This vulnerability is particularly for version 6.18 of the plugin.
The vulnerability is not particular to one version, but impacted numerous versions. That is something that a customers of ours that was using plugin would know because one of the things we do that you won’t find elsewhere is an accurate listing of impacted versions of a plugin.
The rest of their post is full of things large and small that are either not true or don’t even make sense. On the low end, it claims the latest version of the plugin is 6.19, despite that not being true. When it comes to not making sense there is this:
In part of the plugin’s code, where the pages and their actions are defined, the classes are not sanitized.
Sanitisation of fields and classes in PHP means to validate and make sure that the code/input is properly formatted.
Someone that writes PHP code would probably be rather confused by a reference sanitizing PHP classes since those are a structural element of code and not something that sanitization would be relevant to. What looks to have happened is the writer is in some way referring to the fact that reflected cross-site scripting (XSS) vulnerability in the plugin involves something output in class attribute of an HTML element and mix that in to something that doesn’t make sense. The need for sanitization would be the same if was occurring anywhere else, so being output in a class attribute wouldn’t be a significant thing.
More False Information from WPX Hosting
A quick check of the website of the web hosting behind the Plugin Problems website showed that their spreading of bad information on WordPress security isn’t limited to that website.
For example, on the page What Security Plugins does WPX Hosting Recommend? they write:
WordPress is the world’s most popular blogging platform; due to this popularity, hackers have taken an interest in taking advantage of poorly secured WordPress websites.
Using a security plugin on your website is highly recommended, as they will keep your website secure from known vulnerabilities.
There are many security plugins out there, however not all of them do a good job. We have tested out many of the released security plugins and have found the following most useful in securing websites:
In reality we have done testing of security plugins and found that they provide little to no protection against known vulnerabilities in other plugins. In the most recent test of a vulnerability that looks to have been being exploited on a wide scale, none of the plugins provided protection in the test. For two of three plugins they recommend, iThemes Security and Sucuri Security, they have provided no protection in our testing and neither of them even look as if they are designed to provide protection, so the claim by WPX Hosting there is very wrong.

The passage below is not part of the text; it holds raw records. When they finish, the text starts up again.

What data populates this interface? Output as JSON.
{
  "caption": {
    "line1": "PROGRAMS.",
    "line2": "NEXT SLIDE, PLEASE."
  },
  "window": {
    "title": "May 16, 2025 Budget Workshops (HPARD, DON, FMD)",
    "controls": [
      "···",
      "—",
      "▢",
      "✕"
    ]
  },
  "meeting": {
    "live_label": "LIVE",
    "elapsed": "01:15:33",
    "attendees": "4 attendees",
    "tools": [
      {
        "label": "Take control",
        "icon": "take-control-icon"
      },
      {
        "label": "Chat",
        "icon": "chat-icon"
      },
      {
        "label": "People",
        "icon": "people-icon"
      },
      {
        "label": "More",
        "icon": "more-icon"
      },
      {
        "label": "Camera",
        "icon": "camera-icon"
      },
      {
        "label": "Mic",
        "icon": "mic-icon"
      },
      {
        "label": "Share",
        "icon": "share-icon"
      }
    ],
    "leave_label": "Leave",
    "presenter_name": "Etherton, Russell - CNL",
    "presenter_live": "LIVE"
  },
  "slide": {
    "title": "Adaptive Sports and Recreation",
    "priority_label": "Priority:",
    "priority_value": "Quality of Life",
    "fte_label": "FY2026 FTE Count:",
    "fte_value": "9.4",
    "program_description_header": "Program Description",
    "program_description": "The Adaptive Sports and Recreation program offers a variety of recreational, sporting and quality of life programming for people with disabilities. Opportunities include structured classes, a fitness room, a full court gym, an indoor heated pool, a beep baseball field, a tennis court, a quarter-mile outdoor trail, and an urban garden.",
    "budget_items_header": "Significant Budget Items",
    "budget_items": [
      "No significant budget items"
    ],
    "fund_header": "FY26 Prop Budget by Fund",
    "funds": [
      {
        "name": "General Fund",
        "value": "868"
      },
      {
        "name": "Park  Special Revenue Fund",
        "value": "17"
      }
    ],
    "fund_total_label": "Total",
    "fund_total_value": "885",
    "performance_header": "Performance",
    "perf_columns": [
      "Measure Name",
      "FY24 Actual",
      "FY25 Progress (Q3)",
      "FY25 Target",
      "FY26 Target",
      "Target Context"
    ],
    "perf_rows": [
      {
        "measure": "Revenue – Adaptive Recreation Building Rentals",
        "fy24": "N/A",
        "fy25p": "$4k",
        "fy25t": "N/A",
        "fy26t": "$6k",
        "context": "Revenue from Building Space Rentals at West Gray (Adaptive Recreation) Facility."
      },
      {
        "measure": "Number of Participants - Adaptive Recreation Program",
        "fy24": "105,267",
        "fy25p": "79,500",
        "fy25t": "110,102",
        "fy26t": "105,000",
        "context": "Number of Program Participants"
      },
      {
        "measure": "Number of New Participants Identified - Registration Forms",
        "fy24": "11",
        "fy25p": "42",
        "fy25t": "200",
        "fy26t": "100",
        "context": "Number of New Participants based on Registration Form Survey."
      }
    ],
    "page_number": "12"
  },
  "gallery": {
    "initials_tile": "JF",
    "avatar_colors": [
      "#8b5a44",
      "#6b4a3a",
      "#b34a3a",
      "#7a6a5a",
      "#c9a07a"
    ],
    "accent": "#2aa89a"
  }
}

If you are looking for actual protection installing the companion plugin for our service will alert you to vulnerabilities in plugins once we start to see them being targeted by hackers. Signing up for our service will get you access to expanded vulnerability data, support if you are dealing with a vulnerable plugin that hasn’t been fixed, and the ability to participate in deciding what plugins will receive security reviews from us.